The Securities and Exchange Commission today charged a purported hedge fund manager in New York City with a brazen offering and investment adviser fraud thereby putting an end to an ongoing scheme.
The SEC alleges that, since at least 2014, Nicholas Joseph Genovese and his hedge fund Willow Creek Investments LP raised more than $5.3 million from at least six investors by affirmatively misrepresenting his prior money-management, securities industry experience, and size of operations.In particular, the SEC charged that Genovese:falsely stated that he managed $4 billion of the Genovese Drug Store family's assets; falsely stated that his hedge fund's investment adviser had $30-39 billion of assets under management, when, in reality, it appears to have had less than $10 million in assets under management; falsely stated that his advisory firm had between 42 and 60 employees, when, in reality, it had less than 10 employees; andfalsely stated that his hedge fund had investment gains of 30-40 percentper year, when, in reality, it sustained losses.In addition, in furtherance of his scheme, Genovese lied about his education and prior work experience, and concealed his criminal past from investors.
The SEC also alleges that Genovese and his advisory firm Willow Creek Advisors LLC misappropriated investor funds to fund securities trading in Genovese's personal brokerage account, which sustained over $8 million of trading losses between 2015 and 2017, and Genovese's lifestyle by paying approximately $263,000 for, among other things, ATM cash withdrawals, food, hotel and transportation charges, including being chauffeured in a Bentley.
"As alleged in our complaint, Nicholas Genovese represented himself as a successful hedge fund manager with a sterling pedigree and track record.In truth, he was a recidivist convicted felon who lost or outright stole most of the money that investors entrusted to him,"said Marc P. Berger, Director of the SEC's New York Regional Office. "In this case, we quickly sought emergency relief to stop Genovese's ongoing fraud and to prevent the further dissipation of investors'remaining funds."
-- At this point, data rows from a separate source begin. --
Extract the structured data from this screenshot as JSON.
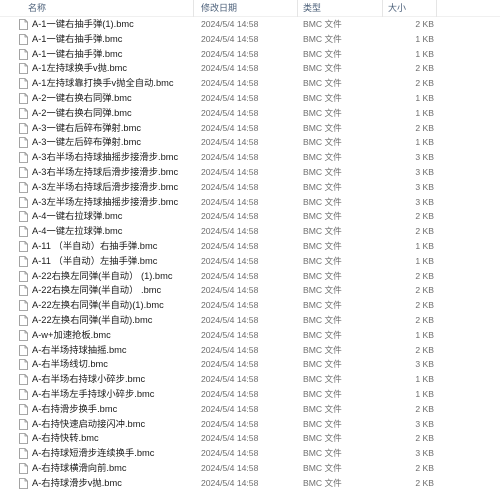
{
  "header": {
    "name_label": "名称",
    "date_label": "修改日期",
    "type_label": "类型",
    "size_label": "大小"
  },
  "files": [
    {
      "name": "A-1一键右抽手弹(1).bmc",
      "date": "2024/5/4 14:58",
      "type": "BMC 文件",
      "size": "2 KB"
    },
    {
      "name": "A-1一键右抽手弹.bmc",
      "date": "2024/5/4 14:58",
      "type": "BMC 文件",
      "size": "1 KB"
    },
    {
      "name": "A-1一键右抽手弹.bmc",
      "date": "2024/5/4 14:58",
      "type": "BMC 文件",
      "size": "1 KB"
    },
    {
      "name": "A-1左持球换手v抛.bmc",
      "date": "2024/5/4 14:58",
      "type": "BMC 文件",
      "size": "2 KB"
    },
    {
      "name": "A-1左持球靠打换手v抛全自动.bmc",
      "date": "2024/5/4 14:58",
      "type": "BMC 文件",
      "size": "2 KB"
    },
    {
      "name": "A-2一键右换右同弹.bmc",
      "date": "2024/5/4 14:58",
      "type": "BMC 文件",
      "size": "1 KB"
    },
    {
      "name": "A-2一键右换右同弹.bmc",
      "date": "2024/5/4 14:58",
      "type": "BMC 文件",
      "size": "1 KB"
    },
    {
      "name": "A-3一键右后碎布弹射.bmc",
      "date": "2024/5/4 14:58",
      "type": "BMC 文件",
      "size": "2 KB"
    },
    {
      "name": "A-3一键左后碎布弹射.bmc",
      "date": "2024/5/4 14:58",
      "type": "BMC 文件",
      "size": "1 KB"
    },
    {
      "name": "A-3右半场右持球抽摇步接滑步.bmc",
      "date": "2024/5/4 14:58",
      "type": "BMC 文件",
      "size": "3 KB"
    },
    {
      "name": "A-3右半场左持球后滑步接滑步.bmc",
      "date": "2024/5/4 14:58",
      "type": "BMC 文件",
      "size": "3 KB"
    },
    {
      "name": "A-3左半场右持球后滑步接滑步.bmc",
      "date": "2024/5/4 14:58",
      "type": "BMC 文件",
      "size": "3 KB"
    },
    {
      "name": "A-3左半场左持球抽摇步接滑步.bmc",
      "date": "2024/5/4 14:58",
      "type": "BMC 文件",
      "size": "3 KB"
    },
    {
      "name": "A-4一键右拉球弹.bmc",
      "date": "2024/5/4 14:58",
      "type": "BMC 文件",
      "size": "2 KB"
    },
    {
      "name": "A-4一键左拉球弹.bmc",
      "date": "2024/5/4 14:58",
      "type": "BMC 文件",
      "size": "2 KB"
    },
    {
      "name": "A-11 （半自动）右抽手弹.bmc",
      "date": "2024/5/4 14:58",
      "type": "BMC 文件",
      "size": "1 KB"
    },
    {
      "name": "A-11 （半自动）左抽手弹.bmc",
      "date": "2024/5/4 14:58",
      "type": "BMC 文件",
      "size": "1 KB"
    },
    {
      "name": "A-22右换左同弹(半自动） (1).bmc",
      "date": "2024/5/4 14:58",
      "type": "BMC 文件",
      "size": "2 KB"
    },
    {
      "name": "A-22右换左同弹(半自动） .bmc",
      "date": "2024/5/4 14:58",
      "type": "BMC 文件",
      "size": "2 KB"
    },
    {
      "name": "A-22左换右同弹(半自动)(1).bmc",
      "date": "2024/5/4 14:58",
      "type": "BMC 文件",
      "size": "2 KB"
    },
    {
      "name": "A-22左换右同弹(半自动).bmc",
      "date": "2024/5/4 14:58",
      "type": "BMC 文件",
      "size": "2 KB"
    },
    {
      "name": "A-w+加速抢板.bmc",
      "date": "2024/5/4 14:58",
      "type": "BMC 文件",
      "size": "1 KB"
    },
    {
      "name": "A-右半场持球抽摇.bmc",
      "date": "2024/5/4 14:58",
      "type": "BMC 文件",
      "size": "2 KB"
    },
    {
      "name": "A-右半场线切.bmc",
      "date": "2024/5/4 14:58",
      "type": "BMC 文件",
      "size": "3 KB"
    },
    {
      "name": "A-右半场右持球小碎步.bmc",
      "date": "2024/5/4 14:58",
      "type": "BMC 文件",
      "size": "1 KB"
    },
    {
      "name": "A-右半场左手持球小碎步.bmc",
      "date": "2024/5/4 14:58",
      "type": "BMC 文件",
      "size": "1 KB"
    },
    {
      "name": "A-右持滑步换手.bmc",
      "date": "2024/5/4 14:58",
      "type": "BMC 文件",
      "size": "2 KB"
    },
    {
      "name": "A-右持快速启动接闪冲.bmc",
      "date": "2024/5/4 14:58",
      "type": "BMC 文件",
      "size": "3 KB"
    },
    {
      "name": "A-右持快转.bmc",
      "date": "2024/5/4 14:58",
      "type": "BMC 文件",
      "size": "2 KB"
    },
    {
      "name": "A-右持球短滑步连续换手.bmc",
      "date": "2024/5/4 14:58",
      "type": "BMC 文件",
      "size": "3 KB"
    },
    {
      "name": "A-右持球横滑向前.bmc",
      "date": "2024/5/4 14:58",
      "type": "BMC 文件",
      "size": "2 KB"
    },
    {
      "name": "A-右持球滑步v抛.bmc",
      "date": "2024/5/4 14:58",
      "type": "BMC 文件",
      "size": "2 KB"
    }
  ]
}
According to the SEC's complaint filed in U.S. District Court for the Southern District of New York, Genovese's fraud appears to be ongoing as evidenced by recent money coming into his account as well as a recent refusal of an investor's redemption request.
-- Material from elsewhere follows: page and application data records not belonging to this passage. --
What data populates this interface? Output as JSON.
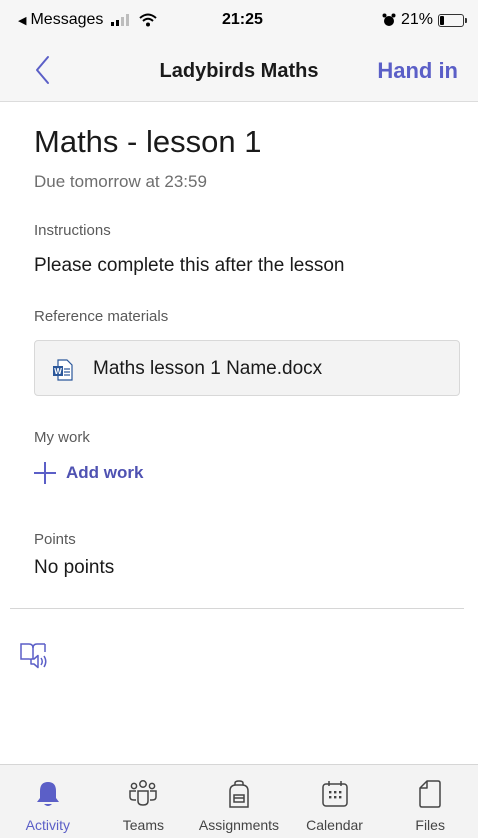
{
  "status_bar": {
    "back_app": "Messages",
    "time": "21:25",
    "battery_percent": "21%",
    "battery_level": 0.21
  },
  "nav": {
    "title": "Ladybirds Maths",
    "hand_in_label": "Hand in"
  },
  "assignment": {
    "title": "Maths - lesson 1",
    "due": "Due tomorrow at 23:59",
    "instructions_label": "Instructions",
    "instructions": "Please complete this after the lesson",
    "reference_label": "Reference materials",
    "reference_file": "Maths lesson 1 Name.docx",
    "my_work_label": "My work",
    "add_work_label": "Add work",
    "points_label": "Points",
    "points_value": "No points"
  },
  "tabs": [
    {
      "label": "Activity",
      "icon": "bell-icon",
      "active": true
    },
    {
      "label": "Teams",
      "icon": "teams-icon",
      "active": false
    },
    {
      "label": "Assignments",
      "icon": "backpack-icon",
      "active": false
    },
    {
      "label": "Calendar",
      "icon": "calendar-icon",
      "active": false
    },
    {
      "label": "Files",
      "icon": "file-icon",
      "active": false
    }
  ],
  "colors": {
    "accent": "#5b5fc7",
    "word_blue": "#2b579a"
  }
}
The SEC's complaint charges Genovese and his hedge fund with violating Section 17(a) of the Securities Act of 1933, and Section 10(b) of the Securities Exchange Act of 1934 and Rule 10b-5 thereunder, and charges Genovese and his advisory firm with violations of Sections 206(1), 206(2) and 206(4) of the Investment Advisers Act of 1940 and Rule 206(4)-8 thereunder.The SEC is seeking a temporary restraining order to freeze their assets and prohibit them from committing further violations of the federal securities laws. The SEC seeks a final judgment ordering them to disgorge their ill-gotten gains plus prejudgment interest, and for Genovese and his investment advisory firm to pay financial penalties.
The U.S. Attorney's Office for the Southern District of New York has filed parallel criminal charges against Genovese.
The SEC's investigation, which is continuing, is being conducted by Gerald Gross, Alexander Vasilescu, James Hanson, Karen Lee, and Adam Nowicki of the New York Regional Office.The litigation will be led by Mr. Vasilescu, Mr. Hanson and Ms. Lee.The case is being supervised by Sanjay Wadhwa.The SEC examination that led to the investigation was conducted by Steven Vitulano, Terrence P. Bohan, Edward Janowsky, and Javen Zhong.The SEC appreciates the assistance of the U.S. Attorney's Office for the Southern District of New York and the Federal Bureau of Investigation.